*WHAT YOU ARE ASKED TO DO:* Each line in the data holding "label" should be listed.

------ INFORMATION SUPPLIED

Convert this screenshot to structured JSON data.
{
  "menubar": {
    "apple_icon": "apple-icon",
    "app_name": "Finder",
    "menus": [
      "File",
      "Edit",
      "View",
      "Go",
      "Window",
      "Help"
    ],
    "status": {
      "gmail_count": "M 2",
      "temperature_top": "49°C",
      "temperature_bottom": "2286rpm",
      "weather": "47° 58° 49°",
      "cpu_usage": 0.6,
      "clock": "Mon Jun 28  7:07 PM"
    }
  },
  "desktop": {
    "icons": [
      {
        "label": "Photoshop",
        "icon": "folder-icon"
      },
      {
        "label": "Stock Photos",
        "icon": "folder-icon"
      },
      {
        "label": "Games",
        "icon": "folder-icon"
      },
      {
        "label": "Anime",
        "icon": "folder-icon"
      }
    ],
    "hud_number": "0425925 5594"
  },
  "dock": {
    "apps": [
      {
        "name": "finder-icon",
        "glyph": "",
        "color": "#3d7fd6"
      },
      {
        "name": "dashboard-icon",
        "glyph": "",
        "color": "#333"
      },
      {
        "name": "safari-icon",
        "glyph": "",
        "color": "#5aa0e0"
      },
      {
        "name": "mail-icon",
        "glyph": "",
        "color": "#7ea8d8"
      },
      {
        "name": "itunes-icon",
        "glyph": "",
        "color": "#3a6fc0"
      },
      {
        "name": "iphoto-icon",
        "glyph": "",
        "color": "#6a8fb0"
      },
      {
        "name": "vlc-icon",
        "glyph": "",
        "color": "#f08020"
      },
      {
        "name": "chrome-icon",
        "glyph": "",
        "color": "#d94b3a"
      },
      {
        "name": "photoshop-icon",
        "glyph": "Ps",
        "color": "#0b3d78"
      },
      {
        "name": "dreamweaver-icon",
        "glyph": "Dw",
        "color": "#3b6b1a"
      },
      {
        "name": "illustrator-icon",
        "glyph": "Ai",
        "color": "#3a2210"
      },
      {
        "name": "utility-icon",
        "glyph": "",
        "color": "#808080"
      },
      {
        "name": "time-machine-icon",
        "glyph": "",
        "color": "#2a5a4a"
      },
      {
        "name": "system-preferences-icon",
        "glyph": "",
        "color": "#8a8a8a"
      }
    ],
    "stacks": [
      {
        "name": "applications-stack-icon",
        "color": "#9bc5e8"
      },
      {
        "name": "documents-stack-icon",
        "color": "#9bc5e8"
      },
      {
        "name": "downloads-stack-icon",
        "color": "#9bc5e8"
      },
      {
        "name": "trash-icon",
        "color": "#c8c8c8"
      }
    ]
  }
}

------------

*OUTPUT FOR THIS TASK:*
        "label": "Photoshop",
        "label": "Stock Photos",
        "label": "Games",
        "label": "Anime",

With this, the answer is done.